US8592566 *May 31, 2007Nov 26, 2013Toray Industries, Inc.Immunostimulatory oligonucleotides and use thereof in pharmaceuticals
US8658607Mar 3, 2006Feb 25, 2014Zoetis BelgiumImmunostimulatory G, U-containing oligoribonucleotides
US20090263413 *May 31, 2007Oct 22, 2009Tomokatsu IwamuraImmunostimulatory oligonucleotides and use thereof in pharmaceuticals
US20100183639 *Nov 10, 2009Jul 22, 2010Coley Pharmaceutical Group, Inc.Nucleic acid-lipophilic conjugates
Classifications
U.S. Classification514/44.00R, 424/278.1, 424/184.1, 424/130.1, 514/1.1, 536/22.1, 536/24.5, 424/279.1
International ClassificationA01N37/18, C07H19/00, C07H21/00, A61K38/00, C07H21/04, A61K31/7105, A61K39/395, A61K39/38, A01N43/04, A61K31/70, A61K45/00, A61K38/16, C12N15/117
Cooperative ClassificationA61K31/495, C12N2310/17, C12N15/117, C12N2310/315, C12N2320/31, A61K31/138, A61K31/55, A61K31/7105, A61K31/675, A61K31/557, A61K31/473
European ClassificationA61K31/473, A61K31/138, A61K31/675, A61K31/55, A61K31/495, A61K31/557, A61K31/7105, C12N15/117
Legal Events
DateCodeEventDescription
Oct 29, 2013FPExpired due to failure to pay maintenance fee
Effective date: 20130908
Sep 8, 2013LAPSLapse for failure to pay maintenance fees
Apr 19, 2013REMIMaintenance fee reminder mailed
Apr 12, 2011CCCertificate of correction
Sep 14, 2010CCCertificate of correction
May 4, 2010CCCertificate of correction
Dec 26, 2001ASAssignment
Owner name: COLEY PHARMACEUTICAL GROUP, INC., MASSACHUSETTS
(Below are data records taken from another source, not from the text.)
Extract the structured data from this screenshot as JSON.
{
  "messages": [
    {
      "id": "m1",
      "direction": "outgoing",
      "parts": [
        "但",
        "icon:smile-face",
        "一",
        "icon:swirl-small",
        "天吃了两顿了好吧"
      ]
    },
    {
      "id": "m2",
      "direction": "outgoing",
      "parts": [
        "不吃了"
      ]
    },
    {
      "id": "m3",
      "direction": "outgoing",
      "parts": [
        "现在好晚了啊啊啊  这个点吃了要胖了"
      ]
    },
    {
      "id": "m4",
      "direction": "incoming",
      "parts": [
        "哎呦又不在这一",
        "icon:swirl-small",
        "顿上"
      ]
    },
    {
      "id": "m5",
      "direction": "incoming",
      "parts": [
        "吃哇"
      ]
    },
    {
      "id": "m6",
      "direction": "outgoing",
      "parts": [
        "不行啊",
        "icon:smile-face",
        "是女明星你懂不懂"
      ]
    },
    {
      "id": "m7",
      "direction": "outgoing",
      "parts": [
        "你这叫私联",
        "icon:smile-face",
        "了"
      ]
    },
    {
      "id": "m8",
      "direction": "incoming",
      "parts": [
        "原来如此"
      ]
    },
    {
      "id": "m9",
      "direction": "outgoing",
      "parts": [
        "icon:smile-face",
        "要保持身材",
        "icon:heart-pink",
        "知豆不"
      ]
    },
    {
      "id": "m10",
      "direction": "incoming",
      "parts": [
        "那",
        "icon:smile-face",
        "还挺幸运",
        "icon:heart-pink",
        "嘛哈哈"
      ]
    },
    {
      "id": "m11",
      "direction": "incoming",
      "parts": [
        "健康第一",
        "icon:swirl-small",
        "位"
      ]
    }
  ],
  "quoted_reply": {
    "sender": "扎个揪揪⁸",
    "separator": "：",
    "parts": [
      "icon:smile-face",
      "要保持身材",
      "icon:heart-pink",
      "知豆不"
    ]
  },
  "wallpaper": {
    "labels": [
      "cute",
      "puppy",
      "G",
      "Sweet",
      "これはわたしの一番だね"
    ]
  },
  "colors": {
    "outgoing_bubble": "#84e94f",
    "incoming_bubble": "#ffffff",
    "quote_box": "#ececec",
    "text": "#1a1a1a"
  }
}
Free format text: ASSIGNMENT OF ASSIGNORS INTEREST;ASSIGNORS:BRATZLER, ROBERT L.;PETERSEN, DEANNA M.;FOURON, YVES;REEL/FRAME:012389/0604;SIGNING DATES FROM 20010320 TO 20010325
Free format text: ASSIGNMENT OF ASSIGNORS INTEREST;ASSIGNORS:BRATZLER, ROBERT L.;PETERSEN, DEANNA M.;FOURON, YVES;SIGNING DATES FROM 20010320 TO 20010325;REEL/FRAME:012389/0604